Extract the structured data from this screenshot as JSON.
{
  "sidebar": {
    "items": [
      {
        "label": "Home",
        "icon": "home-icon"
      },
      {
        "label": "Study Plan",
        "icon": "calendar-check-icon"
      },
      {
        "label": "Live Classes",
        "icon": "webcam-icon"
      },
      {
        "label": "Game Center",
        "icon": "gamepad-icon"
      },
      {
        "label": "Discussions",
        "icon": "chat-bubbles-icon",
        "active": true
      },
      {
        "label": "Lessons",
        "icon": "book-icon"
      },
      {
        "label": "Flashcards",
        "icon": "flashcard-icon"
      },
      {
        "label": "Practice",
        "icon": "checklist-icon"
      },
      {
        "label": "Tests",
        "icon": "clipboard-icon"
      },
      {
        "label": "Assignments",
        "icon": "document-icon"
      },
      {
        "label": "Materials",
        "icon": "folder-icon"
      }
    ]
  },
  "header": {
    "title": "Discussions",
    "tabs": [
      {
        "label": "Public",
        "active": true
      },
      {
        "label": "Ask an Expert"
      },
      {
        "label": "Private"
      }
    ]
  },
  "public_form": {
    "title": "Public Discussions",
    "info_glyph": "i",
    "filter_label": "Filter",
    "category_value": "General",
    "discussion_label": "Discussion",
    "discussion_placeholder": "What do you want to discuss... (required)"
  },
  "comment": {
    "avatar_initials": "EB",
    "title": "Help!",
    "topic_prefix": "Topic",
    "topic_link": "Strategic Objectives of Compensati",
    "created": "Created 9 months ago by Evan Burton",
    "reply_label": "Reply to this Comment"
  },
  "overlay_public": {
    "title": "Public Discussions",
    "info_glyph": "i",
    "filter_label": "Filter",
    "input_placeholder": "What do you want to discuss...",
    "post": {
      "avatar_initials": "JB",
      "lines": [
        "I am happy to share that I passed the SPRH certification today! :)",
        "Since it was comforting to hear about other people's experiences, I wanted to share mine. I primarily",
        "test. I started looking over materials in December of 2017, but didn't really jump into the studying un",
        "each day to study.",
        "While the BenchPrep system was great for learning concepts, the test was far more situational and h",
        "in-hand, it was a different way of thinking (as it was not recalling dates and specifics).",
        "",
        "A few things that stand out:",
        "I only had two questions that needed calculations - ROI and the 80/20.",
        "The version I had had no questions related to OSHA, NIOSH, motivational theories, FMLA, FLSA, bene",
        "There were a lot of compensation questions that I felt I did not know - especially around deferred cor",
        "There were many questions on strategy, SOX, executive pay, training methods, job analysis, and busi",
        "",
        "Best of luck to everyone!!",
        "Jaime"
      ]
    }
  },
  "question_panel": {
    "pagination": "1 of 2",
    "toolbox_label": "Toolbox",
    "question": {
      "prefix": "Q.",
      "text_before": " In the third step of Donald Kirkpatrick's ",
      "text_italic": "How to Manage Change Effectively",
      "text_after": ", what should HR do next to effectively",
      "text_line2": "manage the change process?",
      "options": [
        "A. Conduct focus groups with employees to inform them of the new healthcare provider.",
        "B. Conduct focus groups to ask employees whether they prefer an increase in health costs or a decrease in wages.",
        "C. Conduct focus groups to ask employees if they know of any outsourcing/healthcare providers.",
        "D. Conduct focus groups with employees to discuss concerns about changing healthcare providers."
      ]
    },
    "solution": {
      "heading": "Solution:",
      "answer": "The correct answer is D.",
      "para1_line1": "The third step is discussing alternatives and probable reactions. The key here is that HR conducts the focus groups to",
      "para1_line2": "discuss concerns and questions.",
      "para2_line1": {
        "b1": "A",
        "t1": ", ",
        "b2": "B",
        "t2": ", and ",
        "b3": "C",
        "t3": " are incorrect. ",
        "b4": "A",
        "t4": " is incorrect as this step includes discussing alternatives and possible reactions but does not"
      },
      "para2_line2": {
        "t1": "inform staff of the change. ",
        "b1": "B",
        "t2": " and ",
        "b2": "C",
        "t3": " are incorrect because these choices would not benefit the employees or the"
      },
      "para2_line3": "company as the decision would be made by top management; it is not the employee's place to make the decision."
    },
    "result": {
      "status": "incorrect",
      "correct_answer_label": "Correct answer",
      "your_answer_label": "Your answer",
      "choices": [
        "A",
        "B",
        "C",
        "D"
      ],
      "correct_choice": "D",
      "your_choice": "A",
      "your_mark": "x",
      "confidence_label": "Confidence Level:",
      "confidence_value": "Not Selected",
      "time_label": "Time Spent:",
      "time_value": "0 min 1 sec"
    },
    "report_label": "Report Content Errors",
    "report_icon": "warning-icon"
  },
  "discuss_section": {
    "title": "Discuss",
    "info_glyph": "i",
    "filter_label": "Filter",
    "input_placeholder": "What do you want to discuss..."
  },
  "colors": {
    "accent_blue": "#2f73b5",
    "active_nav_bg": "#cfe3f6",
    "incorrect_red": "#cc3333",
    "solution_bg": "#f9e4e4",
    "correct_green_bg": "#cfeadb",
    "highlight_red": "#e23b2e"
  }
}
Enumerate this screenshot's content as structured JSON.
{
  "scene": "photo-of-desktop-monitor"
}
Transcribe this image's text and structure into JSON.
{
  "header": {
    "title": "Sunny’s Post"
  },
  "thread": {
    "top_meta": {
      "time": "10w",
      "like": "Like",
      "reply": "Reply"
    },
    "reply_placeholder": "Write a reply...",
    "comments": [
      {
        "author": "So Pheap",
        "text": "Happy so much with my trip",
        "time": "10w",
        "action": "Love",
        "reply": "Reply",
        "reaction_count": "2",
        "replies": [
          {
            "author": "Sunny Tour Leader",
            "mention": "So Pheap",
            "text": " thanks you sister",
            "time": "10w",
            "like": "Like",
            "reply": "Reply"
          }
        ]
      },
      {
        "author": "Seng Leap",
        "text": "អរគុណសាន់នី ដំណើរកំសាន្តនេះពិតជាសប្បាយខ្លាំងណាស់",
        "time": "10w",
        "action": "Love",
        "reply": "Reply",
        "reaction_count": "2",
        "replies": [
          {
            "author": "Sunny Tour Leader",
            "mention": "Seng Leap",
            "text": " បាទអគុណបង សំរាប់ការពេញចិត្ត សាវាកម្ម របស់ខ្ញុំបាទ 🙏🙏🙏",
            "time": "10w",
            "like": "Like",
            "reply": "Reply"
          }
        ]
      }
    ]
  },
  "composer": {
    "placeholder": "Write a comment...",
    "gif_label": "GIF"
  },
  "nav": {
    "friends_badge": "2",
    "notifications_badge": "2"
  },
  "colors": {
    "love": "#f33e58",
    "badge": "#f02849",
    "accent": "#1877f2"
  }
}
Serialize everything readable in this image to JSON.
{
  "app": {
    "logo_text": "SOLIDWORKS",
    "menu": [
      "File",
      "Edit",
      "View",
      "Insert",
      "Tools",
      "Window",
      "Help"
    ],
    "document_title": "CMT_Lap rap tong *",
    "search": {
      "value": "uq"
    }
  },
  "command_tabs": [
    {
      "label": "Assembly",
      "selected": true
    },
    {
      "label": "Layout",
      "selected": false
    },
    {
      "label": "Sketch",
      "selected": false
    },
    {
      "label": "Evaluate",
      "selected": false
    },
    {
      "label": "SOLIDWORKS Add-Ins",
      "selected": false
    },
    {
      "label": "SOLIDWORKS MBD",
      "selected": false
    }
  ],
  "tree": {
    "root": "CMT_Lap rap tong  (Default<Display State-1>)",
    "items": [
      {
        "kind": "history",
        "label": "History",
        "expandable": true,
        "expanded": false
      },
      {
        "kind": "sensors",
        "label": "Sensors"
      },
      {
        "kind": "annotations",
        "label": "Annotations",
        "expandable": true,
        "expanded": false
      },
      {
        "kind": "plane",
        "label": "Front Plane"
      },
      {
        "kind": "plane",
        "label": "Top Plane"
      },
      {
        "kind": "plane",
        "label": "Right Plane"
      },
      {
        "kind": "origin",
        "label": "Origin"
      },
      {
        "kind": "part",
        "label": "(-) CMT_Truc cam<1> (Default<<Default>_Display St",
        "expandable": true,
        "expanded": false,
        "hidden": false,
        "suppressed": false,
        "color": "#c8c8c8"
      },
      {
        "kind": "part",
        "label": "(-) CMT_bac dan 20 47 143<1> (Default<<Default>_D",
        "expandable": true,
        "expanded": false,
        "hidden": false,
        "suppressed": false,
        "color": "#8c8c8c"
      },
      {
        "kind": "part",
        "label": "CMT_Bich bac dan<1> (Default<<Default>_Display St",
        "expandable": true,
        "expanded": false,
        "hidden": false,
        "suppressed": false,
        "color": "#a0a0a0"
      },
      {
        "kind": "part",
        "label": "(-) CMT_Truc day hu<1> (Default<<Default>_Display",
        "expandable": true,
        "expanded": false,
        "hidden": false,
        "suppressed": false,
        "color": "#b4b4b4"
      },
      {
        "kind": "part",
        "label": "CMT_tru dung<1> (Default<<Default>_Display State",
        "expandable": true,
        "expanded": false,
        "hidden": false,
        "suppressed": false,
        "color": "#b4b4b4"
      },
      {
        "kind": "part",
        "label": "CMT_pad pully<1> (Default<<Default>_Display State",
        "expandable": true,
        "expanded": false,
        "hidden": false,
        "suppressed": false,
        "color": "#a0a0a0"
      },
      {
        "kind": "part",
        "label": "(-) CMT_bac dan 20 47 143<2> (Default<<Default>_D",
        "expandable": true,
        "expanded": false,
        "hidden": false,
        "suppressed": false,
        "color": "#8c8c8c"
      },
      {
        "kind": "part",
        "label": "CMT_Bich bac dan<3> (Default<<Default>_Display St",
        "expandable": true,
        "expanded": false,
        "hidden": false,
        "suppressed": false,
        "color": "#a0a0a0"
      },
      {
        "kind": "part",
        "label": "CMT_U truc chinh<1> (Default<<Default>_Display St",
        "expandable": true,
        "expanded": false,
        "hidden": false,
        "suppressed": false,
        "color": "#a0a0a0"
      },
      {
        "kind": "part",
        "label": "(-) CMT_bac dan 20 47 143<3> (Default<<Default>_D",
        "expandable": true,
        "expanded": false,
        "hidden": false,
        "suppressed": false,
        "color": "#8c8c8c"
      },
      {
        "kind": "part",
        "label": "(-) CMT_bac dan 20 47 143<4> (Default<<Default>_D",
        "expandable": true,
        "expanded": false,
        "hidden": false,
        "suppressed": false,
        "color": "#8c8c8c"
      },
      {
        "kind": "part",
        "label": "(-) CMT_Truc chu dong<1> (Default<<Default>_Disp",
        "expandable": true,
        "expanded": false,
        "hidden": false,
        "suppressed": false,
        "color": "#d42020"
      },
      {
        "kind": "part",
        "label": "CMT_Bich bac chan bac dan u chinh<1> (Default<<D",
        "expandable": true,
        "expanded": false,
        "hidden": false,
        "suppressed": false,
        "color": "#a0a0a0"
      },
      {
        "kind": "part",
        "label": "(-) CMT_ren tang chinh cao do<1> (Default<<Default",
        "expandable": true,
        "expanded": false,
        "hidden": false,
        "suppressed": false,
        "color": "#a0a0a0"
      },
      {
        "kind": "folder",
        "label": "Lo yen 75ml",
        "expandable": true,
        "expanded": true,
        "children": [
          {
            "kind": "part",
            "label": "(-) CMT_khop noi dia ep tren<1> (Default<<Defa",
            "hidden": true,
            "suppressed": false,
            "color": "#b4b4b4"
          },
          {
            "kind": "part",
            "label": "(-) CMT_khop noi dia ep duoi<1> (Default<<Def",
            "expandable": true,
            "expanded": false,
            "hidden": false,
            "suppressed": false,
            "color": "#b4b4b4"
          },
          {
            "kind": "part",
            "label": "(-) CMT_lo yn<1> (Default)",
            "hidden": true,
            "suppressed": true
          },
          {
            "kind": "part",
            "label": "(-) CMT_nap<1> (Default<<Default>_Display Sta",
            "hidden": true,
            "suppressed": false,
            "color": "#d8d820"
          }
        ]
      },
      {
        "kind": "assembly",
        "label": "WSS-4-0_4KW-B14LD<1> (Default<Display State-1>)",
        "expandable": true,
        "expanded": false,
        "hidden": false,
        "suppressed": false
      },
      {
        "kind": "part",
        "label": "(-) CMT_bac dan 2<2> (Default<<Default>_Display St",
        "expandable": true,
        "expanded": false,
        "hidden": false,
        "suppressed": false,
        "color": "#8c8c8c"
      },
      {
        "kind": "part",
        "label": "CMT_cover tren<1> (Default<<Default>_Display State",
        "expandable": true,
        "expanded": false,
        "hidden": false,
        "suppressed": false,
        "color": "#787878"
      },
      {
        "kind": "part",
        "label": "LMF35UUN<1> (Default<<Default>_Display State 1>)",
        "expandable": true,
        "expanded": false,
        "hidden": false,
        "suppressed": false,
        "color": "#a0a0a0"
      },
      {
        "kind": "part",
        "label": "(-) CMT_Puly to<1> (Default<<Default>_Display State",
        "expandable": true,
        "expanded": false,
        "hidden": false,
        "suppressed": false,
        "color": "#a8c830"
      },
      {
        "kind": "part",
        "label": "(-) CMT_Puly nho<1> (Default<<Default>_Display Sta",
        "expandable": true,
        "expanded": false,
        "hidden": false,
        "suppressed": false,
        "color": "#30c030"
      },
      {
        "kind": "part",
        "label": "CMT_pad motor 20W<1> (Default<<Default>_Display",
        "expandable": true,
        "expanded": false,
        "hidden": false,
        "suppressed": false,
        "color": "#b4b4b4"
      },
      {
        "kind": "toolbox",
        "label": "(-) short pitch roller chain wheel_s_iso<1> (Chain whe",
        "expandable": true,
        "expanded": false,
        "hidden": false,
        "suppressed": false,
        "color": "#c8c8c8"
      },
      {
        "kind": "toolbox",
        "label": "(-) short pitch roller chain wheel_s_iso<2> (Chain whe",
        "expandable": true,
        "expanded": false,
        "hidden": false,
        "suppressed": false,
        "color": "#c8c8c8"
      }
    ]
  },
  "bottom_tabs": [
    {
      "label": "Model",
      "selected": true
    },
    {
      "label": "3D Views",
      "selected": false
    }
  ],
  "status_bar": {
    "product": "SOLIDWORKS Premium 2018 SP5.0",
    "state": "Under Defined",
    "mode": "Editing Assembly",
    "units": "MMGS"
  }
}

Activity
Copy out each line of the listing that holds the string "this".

Answer to the exercise
Extract the structured data from this screenshot as JSON.
    "reply_label": "Reply to this Comment"
        "t4": " is incorrect as this step includes discussing alternatives and possible reactions but does not"
Enumerate this screenshot's content as structured JSON.
Transcribe this image's text and structure into JSON.
Serialize everything readable in this image to JSON.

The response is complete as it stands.